Please output all the entries word for word, without the pictures.
ENTRIES PROVIDED Block Start
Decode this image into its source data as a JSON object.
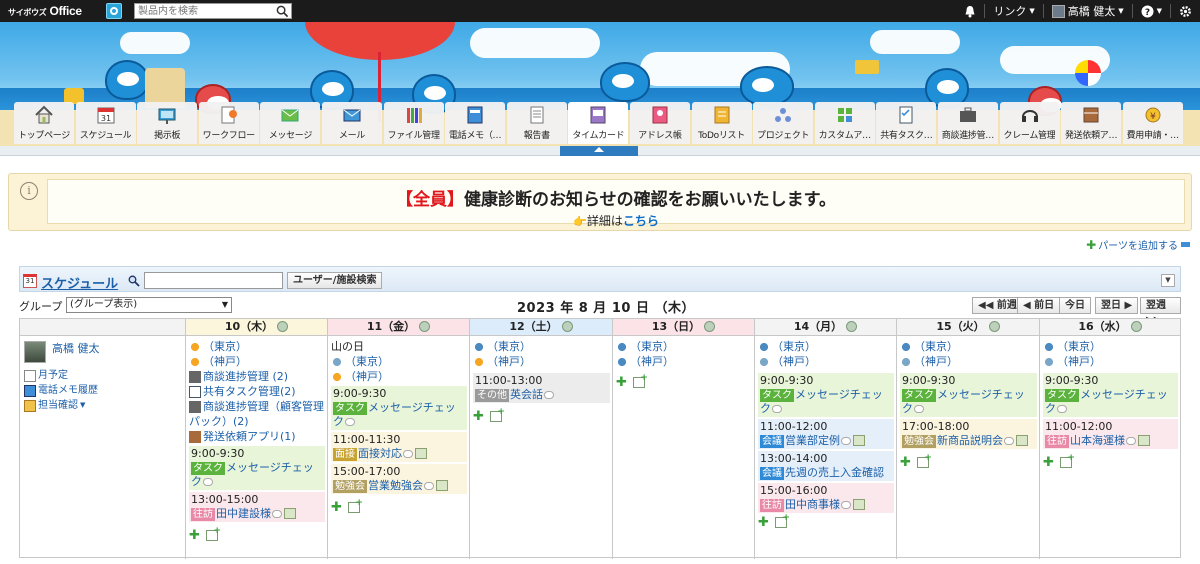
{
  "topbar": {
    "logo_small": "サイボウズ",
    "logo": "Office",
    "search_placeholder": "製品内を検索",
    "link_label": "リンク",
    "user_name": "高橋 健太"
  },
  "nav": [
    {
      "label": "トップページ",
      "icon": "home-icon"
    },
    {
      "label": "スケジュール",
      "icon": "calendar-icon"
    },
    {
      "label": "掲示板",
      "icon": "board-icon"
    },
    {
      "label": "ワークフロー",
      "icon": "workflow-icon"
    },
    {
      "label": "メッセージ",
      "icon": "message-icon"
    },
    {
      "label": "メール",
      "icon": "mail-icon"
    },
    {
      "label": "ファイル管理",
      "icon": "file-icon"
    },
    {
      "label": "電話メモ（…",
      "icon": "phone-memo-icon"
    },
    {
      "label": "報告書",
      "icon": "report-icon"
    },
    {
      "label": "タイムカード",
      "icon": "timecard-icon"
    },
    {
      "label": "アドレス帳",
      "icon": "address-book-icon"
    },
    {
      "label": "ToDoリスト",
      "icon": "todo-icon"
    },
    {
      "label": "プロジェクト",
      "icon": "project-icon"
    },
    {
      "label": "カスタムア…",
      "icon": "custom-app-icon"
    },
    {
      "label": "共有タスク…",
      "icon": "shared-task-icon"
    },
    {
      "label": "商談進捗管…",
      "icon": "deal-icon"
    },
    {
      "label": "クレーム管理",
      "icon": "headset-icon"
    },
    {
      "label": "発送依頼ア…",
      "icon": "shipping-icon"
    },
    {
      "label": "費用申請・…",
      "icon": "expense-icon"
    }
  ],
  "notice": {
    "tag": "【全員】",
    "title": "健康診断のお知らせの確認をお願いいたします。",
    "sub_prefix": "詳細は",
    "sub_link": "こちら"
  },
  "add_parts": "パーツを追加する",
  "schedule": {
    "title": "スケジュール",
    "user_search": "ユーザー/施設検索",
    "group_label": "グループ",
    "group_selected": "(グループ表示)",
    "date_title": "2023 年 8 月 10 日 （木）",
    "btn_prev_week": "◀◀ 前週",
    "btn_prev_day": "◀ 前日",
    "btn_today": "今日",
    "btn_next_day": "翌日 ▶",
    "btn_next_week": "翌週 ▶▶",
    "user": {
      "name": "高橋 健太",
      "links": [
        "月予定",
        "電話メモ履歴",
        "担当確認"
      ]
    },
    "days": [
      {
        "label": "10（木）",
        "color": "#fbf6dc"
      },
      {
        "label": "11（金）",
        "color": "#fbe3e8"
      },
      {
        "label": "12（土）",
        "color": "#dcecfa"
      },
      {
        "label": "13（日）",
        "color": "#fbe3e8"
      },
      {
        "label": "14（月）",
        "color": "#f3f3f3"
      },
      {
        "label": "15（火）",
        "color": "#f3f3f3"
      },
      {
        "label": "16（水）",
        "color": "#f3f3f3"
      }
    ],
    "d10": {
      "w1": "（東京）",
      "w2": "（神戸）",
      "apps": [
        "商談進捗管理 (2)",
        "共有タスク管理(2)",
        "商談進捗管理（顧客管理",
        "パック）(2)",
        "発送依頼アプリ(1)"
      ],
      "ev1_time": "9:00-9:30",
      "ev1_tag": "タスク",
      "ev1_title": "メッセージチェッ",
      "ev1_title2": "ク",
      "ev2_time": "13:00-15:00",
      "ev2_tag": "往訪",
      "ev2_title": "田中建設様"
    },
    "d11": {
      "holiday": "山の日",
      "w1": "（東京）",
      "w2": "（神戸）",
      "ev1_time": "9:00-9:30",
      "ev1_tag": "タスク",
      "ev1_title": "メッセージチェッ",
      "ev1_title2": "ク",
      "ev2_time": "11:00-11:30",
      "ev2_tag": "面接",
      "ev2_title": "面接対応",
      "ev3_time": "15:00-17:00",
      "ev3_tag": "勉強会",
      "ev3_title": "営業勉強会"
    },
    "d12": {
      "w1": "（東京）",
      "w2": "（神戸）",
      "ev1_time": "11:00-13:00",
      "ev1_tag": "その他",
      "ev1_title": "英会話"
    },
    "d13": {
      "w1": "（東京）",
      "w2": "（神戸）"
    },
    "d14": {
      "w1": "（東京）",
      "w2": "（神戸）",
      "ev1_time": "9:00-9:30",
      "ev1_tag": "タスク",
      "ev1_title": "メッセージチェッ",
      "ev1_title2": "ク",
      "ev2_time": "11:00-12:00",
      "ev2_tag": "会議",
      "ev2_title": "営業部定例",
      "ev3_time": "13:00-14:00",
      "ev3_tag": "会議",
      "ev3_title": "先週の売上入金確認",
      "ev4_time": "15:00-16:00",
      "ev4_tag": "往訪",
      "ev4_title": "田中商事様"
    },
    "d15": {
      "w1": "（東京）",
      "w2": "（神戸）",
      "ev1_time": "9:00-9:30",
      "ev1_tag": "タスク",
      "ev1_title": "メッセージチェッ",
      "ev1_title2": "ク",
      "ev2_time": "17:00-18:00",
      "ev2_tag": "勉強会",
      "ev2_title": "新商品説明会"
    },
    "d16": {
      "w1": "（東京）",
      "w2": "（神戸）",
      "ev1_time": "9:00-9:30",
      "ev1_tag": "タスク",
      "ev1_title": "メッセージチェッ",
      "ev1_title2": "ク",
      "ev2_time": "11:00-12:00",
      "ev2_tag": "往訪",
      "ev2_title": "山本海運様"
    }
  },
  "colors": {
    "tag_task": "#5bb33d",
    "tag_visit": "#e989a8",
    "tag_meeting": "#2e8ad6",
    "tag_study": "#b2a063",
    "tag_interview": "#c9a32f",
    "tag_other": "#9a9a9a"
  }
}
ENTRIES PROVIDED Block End
◆ **RESULT FOR THIS TASK**:
Decode this image into its source data as a JSON object.
{
  "topbar": {
    "logo_small": "サイボウズ",
    "logo": "Office",
    "search_placeholder": "製品内を検索",
    "link_label": "リンク",
    "user_name": "高橋 健太"
  },
  "nav": [
    {
      "label": "トップページ",
      "icon": "home-icon"
    },
    {
      "label": "スケジュール",
      "icon": "calendar-icon"
    },
    {
      "label": "掲示板",
      "icon": "board-icon"
    },
    {
      "label": "ワークフロー",
      "icon": "workflow-icon"
    },
    {
      "label": "メッセージ",
      "icon": "message-icon"
    },
    {
      "label": "メール",
      "icon": "mail-icon"
    },
    {
      "label": "ファイル管理",
      "icon": "file-icon"
    },
    {
      "label": "電話メモ（…",
      "icon": "phone-memo-icon"
    },
    {
      "label": "報告書",
      "icon": "report-icon"
    },
    {
      "label": "タイムカード",
      "icon": "timecard-icon"
    },
    {
      "label": "アドレス帳",
      "icon": "address-book-icon"
    },
    {
      "label": "ToDoリスト",
      "icon": "todo-icon"
    },
    {
      "label": "プロジェクト",
      "icon": "project-icon"
    },
    {
      "label": "カスタムア…",
      "icon": "custom-app-icon"
    },
    {
      "label": "共有タスク…",
      "icon": "shared-task-icon"
    },
    {
      "label": "商談進捗管…",
      "icon": "deal-icon"
    },
    {
      "label": "クレーム管理",
      "icon": "headset-icon"
    },
    {
      "label": "発送依頼ア…",
      "icon": "shipping-icon"
    },
    {
      "label": "費用申請・…",
      "icon": "expense-icon"
    }
  ],
  "notice": {
    "tag": "【全員】",
    "title": "健康診断のお知らせの確認をお願いいたします。",
    "sub_prefix": "詳細は",
    "sub_link": "こちら"
  },
  "add_parts": "パーツを追加する",
  "schedule": {
    "title": "スケジュール",
    "user_search": "ユーザー/施設検索",
    "group_label": "グループ",
    "group_selected": "(グループ表示)",
    "date_title": "2023 年 8 月 10 日 （木）",
    "btn_prev_week": "◀◀ 前週",
    "btn_prev_day": "◀ 前日",
    "btn_today": "今日",
    "btn_next_day": "翌日 ▶",
    "btn_next_week": "翌週 ▶▶",
    "user": {
      "name": "高橋 健太",
      "links": [
        "月予定",
        "電話メモ履歴",
        "担当確認"
      ]
    },
    "days": [
      {
        "label": "10（木）",
        "color": "#fbf6dc"
      },
      {
        "label": "11（金）",
        "color": "#fbe3e8"
      },
      {
        "label": "12（土）",
        "color": "#dcecfa"
      },
      {
        "label": "13（日）",
        "color": "#fbe3e8"
      },
      {
        "label": "14（月）",
        "color": "#f3f3f3"
      },
      {
        "label": "15（火）",
        "color": "#f3f3f3"
      },
      {
        "label": "16（水）",
        "color": "#f3f3f3"
      }
    ],
    "d10": {
      "w1": "（東京）",
      "w2": "（神戸）",
      "apps": [
        "商談進捗管理 (2)",
        "共有タスク管理(2)",
        "商談進捗管理（顧客管理",
        "パック）(2)",
        "発送依頼アプリ(1)"
      ],
      "ev1_time": "9:00-9:30",
      "ev1_tag": "タスク",
      "ev1_title": "メッセージチェッ",
      "ev1_title2": "ク",
      "ev2_time": "13:00-15:00",
      "ev2_tag": "往訪",
      "ev2_title": "田中建設様"
    },
    "d11": {
      "holiday": "山の日",
      "w1": "（東京）",
      "w2": "（神戸）",
      "ev1_time": "9:00-9:30",
      "ev1_tag": "タスク",
      "ev1_title": "メッセージチェッ",
      "ev1_title2": "ク",
      "ev2_time": "11:00-11:30",
      "ev2_tag": "面接",
      "ev2_title": "面接対応",
      "ev3_time": "15:00-17:00",
      "ev3_tag": "勉強会",
      "ev3_title": "営業勉強会"
    },
    "d12": {
      "w1": "（東京）",
      "w2": "（神戸）",
      "ev1_time": "11:00-13:00",
      "ev1_tag": "その他",
      "ev1_title": "英会話"
    },
    "d13": {
      "w1": "（東京）",
      "w2": "（神戸）"
    },
    "d14": {
      "w1": "（東京）",
      "w2": "（神戸）",
      "ev1_time": "9:00-9:30",
      "ev1_tag": "タスク",
      "ev1_title": "メッセージチェッ",
      "ev1_title2": "ク",
      "ev2_time": "11:00-12:00",
      "ev2_tag": "会議",
      "ev2_title": "営業部定例",
      "ev3_time": "13:00-14:00",
      "ev3_tag": "会議",
      "ev3_title": "先週の売上入金確認",
      "ev4_time": "15:00-16:00",
      "ev4_tag": "往訪",
      "ev4_title": "田中商事様"
    },
    "d15": {
      "w1": "（東京）",
      "w2": "（神戸）",
      "ev1_time": "9:00-9:30",
      "ev1_tag": "タスク",
      "ev1_title": "メッセージチェッ",
      "ev1_title2": "ク",
      "ev2_time": "17:00-18:00",
      "ev2_tag": "勉強会",
      "ev2_title": "新商品説明会"
    },
    "d16": {
      "w1": "（東京）",
      "w2": "（神戸）",
      "ev1_time": "9:00-9:30",
      "ev1_tag": "タスク",
      "ev1_title": "メッセージチェッ",
      "ev1_title2": "ク",
      "ev2_time": "11:00-12:00",
      "ev2_tag": "往訪",
      "ev2_title": "山本海運様"
    }
  },
  "colors": {
    "tag_task": "#5bb33d",
    "tag_visit": "#e989a8",
    "tag_meeting": "#2e8ad6",
    "tag_study": "#b2a063",
    "tag_interview": "#c9a32f",
    "tag_other": "#9a9a9a"
  }
}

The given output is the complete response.